(DATA SHOWN)

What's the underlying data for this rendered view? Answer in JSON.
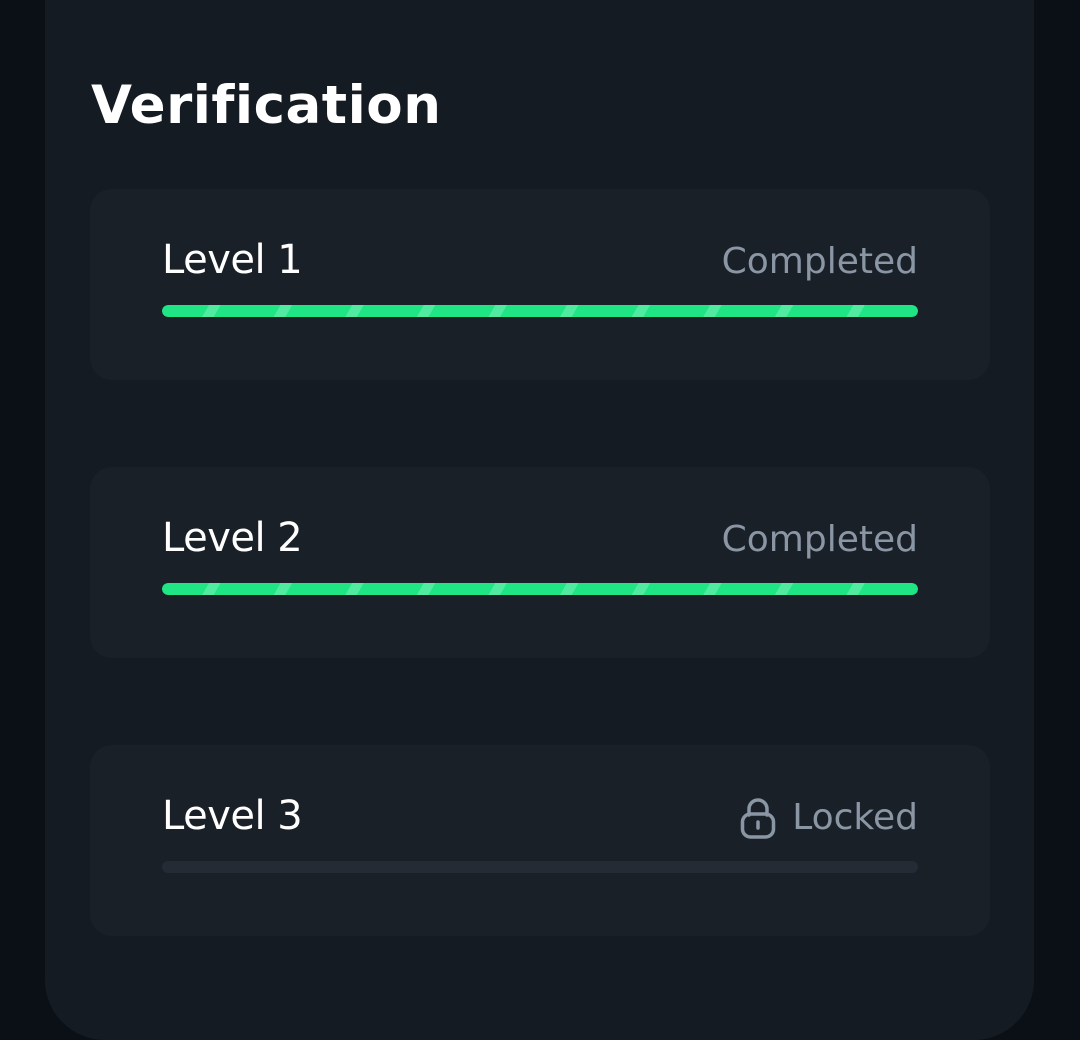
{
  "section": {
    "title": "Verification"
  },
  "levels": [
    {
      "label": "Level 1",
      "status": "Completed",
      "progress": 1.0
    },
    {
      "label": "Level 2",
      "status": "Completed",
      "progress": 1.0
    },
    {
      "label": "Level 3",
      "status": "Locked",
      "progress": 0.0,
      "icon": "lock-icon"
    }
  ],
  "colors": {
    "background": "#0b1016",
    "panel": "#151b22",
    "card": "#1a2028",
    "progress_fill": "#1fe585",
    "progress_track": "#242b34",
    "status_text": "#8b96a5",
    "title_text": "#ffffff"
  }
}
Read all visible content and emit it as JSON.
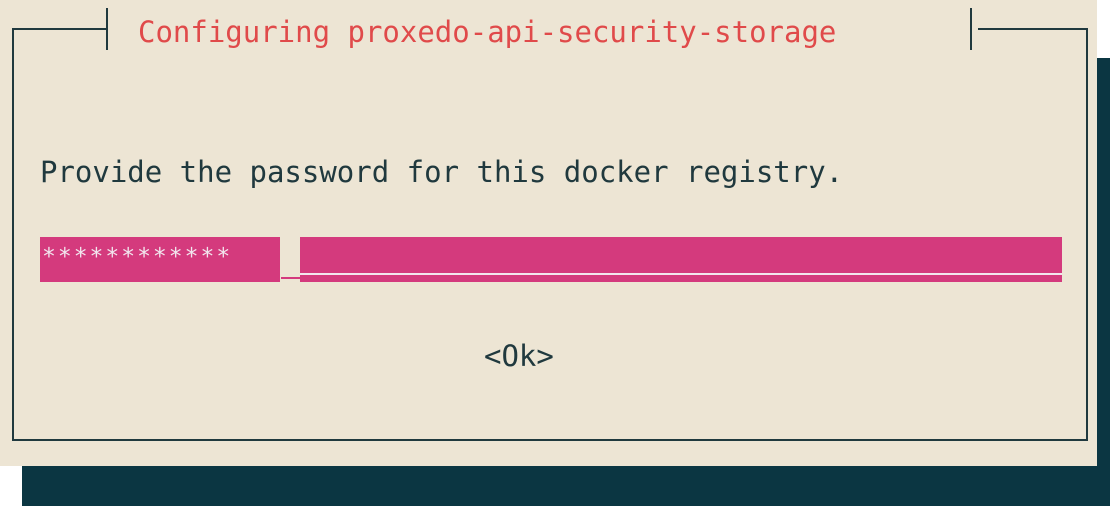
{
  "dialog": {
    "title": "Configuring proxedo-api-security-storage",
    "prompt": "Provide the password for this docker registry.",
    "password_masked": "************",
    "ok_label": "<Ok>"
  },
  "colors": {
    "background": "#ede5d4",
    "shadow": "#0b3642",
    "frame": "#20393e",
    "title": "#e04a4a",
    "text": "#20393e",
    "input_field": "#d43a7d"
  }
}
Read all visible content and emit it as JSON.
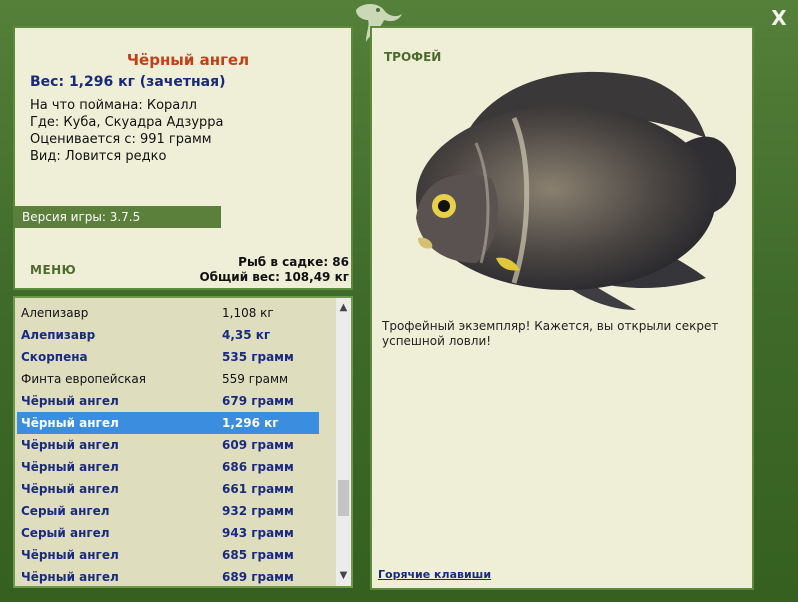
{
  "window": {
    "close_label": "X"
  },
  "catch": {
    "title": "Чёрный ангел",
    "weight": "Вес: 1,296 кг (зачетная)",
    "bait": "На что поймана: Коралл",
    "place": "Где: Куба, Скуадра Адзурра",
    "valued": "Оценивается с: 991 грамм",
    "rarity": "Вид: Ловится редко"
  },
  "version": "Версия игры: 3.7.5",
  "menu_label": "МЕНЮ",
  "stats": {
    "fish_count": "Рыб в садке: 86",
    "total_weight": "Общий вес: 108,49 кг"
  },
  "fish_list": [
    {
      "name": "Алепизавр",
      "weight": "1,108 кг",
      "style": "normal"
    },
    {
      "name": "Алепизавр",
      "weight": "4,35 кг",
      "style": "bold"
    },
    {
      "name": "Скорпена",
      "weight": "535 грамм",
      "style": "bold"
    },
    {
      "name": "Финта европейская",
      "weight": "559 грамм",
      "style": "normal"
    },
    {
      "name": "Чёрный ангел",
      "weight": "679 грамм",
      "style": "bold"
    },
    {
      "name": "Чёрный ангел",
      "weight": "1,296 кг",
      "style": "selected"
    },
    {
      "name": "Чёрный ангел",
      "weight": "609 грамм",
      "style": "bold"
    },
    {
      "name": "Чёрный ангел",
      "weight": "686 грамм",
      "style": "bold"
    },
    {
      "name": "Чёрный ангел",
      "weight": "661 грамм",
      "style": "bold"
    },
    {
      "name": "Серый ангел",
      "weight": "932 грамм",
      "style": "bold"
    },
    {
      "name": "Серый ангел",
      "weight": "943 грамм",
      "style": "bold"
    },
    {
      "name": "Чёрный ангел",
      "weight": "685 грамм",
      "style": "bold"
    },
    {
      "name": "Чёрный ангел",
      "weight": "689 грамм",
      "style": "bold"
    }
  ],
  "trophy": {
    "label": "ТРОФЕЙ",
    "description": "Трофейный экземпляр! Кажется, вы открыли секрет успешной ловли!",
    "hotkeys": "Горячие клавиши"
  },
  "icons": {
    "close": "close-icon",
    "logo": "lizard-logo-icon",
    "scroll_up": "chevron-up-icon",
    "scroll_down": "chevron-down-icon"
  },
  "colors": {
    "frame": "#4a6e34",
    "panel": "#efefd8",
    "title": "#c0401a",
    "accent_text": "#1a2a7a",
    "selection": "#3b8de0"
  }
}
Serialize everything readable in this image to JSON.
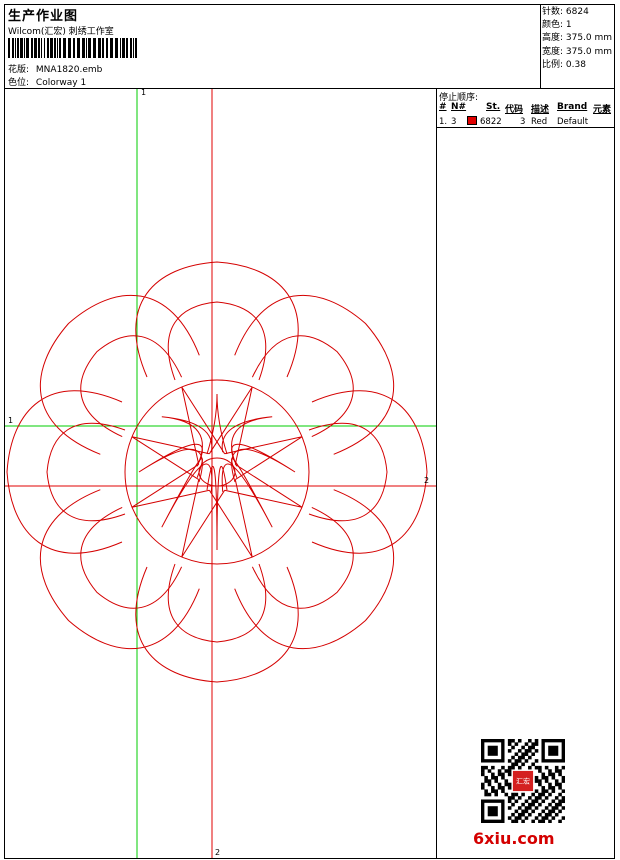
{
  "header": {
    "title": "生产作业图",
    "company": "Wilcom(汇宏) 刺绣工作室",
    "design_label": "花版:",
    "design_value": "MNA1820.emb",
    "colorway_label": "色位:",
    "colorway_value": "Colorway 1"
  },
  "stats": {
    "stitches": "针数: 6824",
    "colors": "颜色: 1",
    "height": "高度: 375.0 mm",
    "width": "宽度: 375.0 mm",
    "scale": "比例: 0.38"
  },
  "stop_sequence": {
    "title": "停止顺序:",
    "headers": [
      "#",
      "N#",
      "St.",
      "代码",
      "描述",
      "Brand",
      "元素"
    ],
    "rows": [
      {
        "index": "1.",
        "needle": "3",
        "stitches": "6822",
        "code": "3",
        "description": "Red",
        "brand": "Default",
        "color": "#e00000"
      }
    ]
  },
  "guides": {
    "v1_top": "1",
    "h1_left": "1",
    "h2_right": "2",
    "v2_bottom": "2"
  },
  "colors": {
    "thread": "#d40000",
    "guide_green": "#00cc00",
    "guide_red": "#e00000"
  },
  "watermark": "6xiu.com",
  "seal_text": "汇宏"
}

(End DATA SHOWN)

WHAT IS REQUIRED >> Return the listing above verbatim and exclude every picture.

ANSWER TO THIS TASK >>
What's the underlying data for this rendered view? Answer in JSON.
{
  "section": {
    "title": "Verification"
  },
  "levels": [
    {
      "label": "Level 1",
      "status": "Completed",
      "progress": 1.0
    },
    {
      "label": "Level 2",
      "status": "Completed",
      "progress": 1.0
    },
    {
      "label": "Level 3",
      "status": "Locked",
      "progress": 0.0,
      "icon": "lock-icon"
    }
  ],
  "colors": {
    "background": "#0b1016",
    "panel": "#151b22",
    "card": "#1a2028",
    "progress_fill": "#1fe585",
    "progress_track": "#242b34",
    "status_text": "#8b96a5",
    "title_text": "#ffffff"
  }
}
Read all visible content and emit it as JSON.
{
  "dialog": {
    "title": "Configuring proxedo-api-security-storage",
    "prompt": "Provide the password for this docker registry.",
    "password_masked": "************",
    "ok_label": "<Ok>"
  },
  "colors": {
    "background": "#ede5d4",
    "shadow": "#0b3642",
    "frame": "#20393e",
    "title": "#e04a4a",
    "text": "#20393e",
    "input_field": "#d43a7d"
  }
}
Read all visible content and emit it as JSON.
{
  "window": {
    "close_label": "X"
  },
  "catch": {
    "title": "Чёрный ангел",
    "weight": "Вес: 1,296 кг (зачетная)",
    "bait": "На что поймана: Коралл",
    "place": "Где: Куба, Скуадра Адзурра",
    "valued": "Оценивается с: 991 грамм",
    "rarity": "Вид: Ловится редко"
  },
  "version": "Версия игры: 3.7.5",
  "menu_label": "МЕНЮ",
  "stats": {
    "fish_count": "Рыб в садке: 86",
    "total_weight": "Общий вес: 108,49 кг"
  },
  "fish_list": [
    {
      "name": "Алепизавр",
      "weight": "1,108 кг",
      "style": "normal"
    },
    {
      "name": "Алепизавр",
      "weight": "4,35 кг",
      "style": "bold"
    },
    {
      "name": "Скорпена",
      "weight": "535 грамм",
      "style": "bold"
    },
    {
      "name": "Финта европейская",
      "weight": "559 грамм",
      "style": "normal"
    },
    {
      "name": "Чёрный ангел",
      "weight": "679 грамм",
      "style": "bold"
    },
    {
      "name": "Чёрный ангел",
      "weight": "1,296 кг",
      "style": "selected"
    },
    {
      "name": "Чёрный ангел",
      "weight": "609 грамм",
      "style": "bold"
    },
    {
      "name": "Чёрный ангел",
      "weight": "686 грамм",
      "style": "bold"
    },
    {
      "name": "Чёрный ангел",
      "weight": "661 грамм",
      "style": "bold"
    },
    {
      "name": "Серый ангел",
      "weight": "932 грамм",
      "style": "bold"
    },
    {
      "name": "Серый ангел",
      "weight": "943 грамм",
      "style": "bold"
    },
    {
      "name": "Чёрный ангел",
      "weight": "685 грамм",
      "style": "bold"
    },
    {
      "name": "Чёрный ангел",
      "weight": "689 грамм",
      "style": "bold"
    }
  ],
  "trophy": {
    "label": "ТРОФЕЙ",
    "description": "Трофейный экземпляр! Кажется, вы открыли секрет успешной ловли!",
    "hotkeys": "Горячие клавиши"
  },
  "icons": {
    "close": "close-icon",
    "logo": "lizard-logo-icon",
    "scroll_up": "chevron-up-icon",
    "scroll_down": "chevron-down-icon"
  },
  "colors": {
    "frame": "#4a6e34",
    "panel": "#efefd8",
    "title": "#c0401a",
    "accent_text": "#1a2a7a",
    "selection": "#3b8de0"
  }
}
Serialize everything readable in this image to JSON.
{
  "header": {
    "title": "生产作业图",
    "company": "Wilcom(汇宏) 刺绣工作室",
    "design_label": "花版:",
    "design_value": "MNA1820.emb",
    "colorway_label": "色位:",
    "colorway_value": "Colorway 1"
  },
  "stats": {
    "stitches": "针数: 6824",
    "colors": "颜色: 1",
    "height": "高度: 375.0 mm",
    "width": "宽度: 375.0 mm",
    "scale": "比例: 0.38"
  },
  "stop_sequence": {
    "title": "停止顺序:",
    "headers": [
      "#",
      "N#",
      "St.",
      "代码",
      "描述",
      "Brand",
      "元素"
    ],
    "rows": [
      {
        "index": "1.",
        "needle": "3",
        "stitches": "6822",
        "code": "3",
        "description": "Red",
        "brand": "Default",
        "color": "#e00000"
      }
    ]
  },
  "guides": {
    "v1_top": "1",
    "h1_left": "1",
    "h2_right": "2",
    "v2_bottom": "2"
  },
  "colors": {
    "thread": "#d40000",
    "guide_green": "#00cc00",
    "guide_red": "#e00000"
  },
  "watermark": "6xiu.com",
  "seal_text": "汇宏"
}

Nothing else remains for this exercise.